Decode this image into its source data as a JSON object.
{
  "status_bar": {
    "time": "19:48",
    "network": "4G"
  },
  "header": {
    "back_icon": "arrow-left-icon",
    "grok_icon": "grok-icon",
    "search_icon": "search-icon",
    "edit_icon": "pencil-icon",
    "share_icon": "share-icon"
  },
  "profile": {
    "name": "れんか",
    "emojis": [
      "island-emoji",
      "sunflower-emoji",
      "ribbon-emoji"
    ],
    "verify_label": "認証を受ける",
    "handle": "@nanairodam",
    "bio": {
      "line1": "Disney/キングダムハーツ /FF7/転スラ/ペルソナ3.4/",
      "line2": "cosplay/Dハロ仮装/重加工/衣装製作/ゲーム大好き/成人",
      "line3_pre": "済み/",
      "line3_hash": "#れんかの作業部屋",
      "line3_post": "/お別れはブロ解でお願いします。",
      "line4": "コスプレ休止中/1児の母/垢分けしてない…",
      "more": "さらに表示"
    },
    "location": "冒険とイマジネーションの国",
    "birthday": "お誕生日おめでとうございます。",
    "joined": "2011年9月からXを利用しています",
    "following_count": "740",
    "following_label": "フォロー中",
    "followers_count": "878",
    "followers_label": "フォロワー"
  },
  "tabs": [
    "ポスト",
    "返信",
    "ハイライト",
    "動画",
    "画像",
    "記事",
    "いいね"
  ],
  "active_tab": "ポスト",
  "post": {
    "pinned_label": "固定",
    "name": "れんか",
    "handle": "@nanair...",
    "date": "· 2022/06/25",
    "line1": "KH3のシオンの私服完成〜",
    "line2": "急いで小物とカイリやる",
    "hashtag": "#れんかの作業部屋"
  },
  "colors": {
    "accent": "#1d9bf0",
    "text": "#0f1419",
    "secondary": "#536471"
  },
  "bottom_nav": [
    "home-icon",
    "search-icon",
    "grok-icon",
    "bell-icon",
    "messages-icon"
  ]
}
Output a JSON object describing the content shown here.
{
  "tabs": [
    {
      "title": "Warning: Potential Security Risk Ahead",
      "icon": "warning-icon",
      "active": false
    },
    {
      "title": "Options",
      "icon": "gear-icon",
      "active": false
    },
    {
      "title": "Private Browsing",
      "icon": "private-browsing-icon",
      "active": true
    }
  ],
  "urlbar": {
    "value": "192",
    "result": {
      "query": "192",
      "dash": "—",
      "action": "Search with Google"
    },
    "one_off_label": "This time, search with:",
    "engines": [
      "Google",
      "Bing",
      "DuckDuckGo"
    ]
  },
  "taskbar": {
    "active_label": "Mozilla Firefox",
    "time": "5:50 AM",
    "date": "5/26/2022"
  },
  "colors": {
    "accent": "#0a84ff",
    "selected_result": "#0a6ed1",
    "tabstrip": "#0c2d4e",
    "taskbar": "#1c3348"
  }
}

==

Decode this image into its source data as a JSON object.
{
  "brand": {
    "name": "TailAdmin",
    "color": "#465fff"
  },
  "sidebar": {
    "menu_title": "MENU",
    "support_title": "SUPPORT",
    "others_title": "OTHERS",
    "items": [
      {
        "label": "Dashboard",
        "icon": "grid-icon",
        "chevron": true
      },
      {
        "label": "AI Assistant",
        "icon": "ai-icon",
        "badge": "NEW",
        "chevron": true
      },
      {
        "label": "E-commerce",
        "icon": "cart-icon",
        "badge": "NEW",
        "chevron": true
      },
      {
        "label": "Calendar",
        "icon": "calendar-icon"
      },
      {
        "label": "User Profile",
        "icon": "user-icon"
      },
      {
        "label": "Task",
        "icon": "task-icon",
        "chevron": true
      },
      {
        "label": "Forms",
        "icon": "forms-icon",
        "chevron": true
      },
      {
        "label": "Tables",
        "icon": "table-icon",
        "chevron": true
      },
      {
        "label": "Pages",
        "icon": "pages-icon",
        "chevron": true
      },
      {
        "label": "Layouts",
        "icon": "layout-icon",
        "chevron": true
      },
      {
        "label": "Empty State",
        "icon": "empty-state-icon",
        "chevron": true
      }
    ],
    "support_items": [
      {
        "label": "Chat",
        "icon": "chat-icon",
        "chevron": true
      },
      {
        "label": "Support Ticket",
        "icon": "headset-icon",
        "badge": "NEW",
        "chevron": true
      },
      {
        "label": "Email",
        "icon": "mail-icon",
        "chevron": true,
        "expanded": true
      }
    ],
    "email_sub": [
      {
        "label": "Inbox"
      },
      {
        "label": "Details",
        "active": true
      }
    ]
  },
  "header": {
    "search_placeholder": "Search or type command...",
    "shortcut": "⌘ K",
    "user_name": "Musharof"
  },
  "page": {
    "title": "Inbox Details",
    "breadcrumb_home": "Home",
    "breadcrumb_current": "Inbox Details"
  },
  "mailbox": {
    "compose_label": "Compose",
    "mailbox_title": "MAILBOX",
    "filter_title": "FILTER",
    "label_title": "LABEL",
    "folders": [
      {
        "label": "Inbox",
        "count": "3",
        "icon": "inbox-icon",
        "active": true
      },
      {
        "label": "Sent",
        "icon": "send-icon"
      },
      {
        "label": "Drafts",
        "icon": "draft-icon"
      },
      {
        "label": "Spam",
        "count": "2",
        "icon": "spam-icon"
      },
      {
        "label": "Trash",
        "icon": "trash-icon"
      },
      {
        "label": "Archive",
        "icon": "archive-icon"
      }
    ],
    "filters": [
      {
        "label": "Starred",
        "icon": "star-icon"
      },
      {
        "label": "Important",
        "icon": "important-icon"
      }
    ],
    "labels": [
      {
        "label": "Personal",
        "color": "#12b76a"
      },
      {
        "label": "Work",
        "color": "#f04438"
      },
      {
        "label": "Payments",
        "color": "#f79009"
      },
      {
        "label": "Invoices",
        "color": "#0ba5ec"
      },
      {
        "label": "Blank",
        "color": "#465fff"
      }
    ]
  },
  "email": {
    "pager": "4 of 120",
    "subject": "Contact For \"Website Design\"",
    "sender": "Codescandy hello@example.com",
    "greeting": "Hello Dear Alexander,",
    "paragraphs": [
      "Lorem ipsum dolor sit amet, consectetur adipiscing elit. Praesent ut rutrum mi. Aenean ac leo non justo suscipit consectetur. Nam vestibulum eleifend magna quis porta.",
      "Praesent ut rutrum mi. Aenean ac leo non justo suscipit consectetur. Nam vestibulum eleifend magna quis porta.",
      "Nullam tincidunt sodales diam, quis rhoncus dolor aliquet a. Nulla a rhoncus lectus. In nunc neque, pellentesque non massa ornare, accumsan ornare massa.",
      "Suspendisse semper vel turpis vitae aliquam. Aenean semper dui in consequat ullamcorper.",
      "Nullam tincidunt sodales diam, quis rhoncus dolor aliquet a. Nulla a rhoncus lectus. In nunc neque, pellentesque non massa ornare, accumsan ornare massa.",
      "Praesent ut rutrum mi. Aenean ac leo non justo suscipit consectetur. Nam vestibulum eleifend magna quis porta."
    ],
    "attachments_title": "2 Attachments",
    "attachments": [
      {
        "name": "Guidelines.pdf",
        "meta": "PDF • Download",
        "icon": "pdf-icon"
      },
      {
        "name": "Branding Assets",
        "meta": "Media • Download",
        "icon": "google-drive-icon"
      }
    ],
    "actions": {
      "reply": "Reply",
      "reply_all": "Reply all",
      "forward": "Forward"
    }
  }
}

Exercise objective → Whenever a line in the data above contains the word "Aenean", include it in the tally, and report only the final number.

Response to this exercise → 4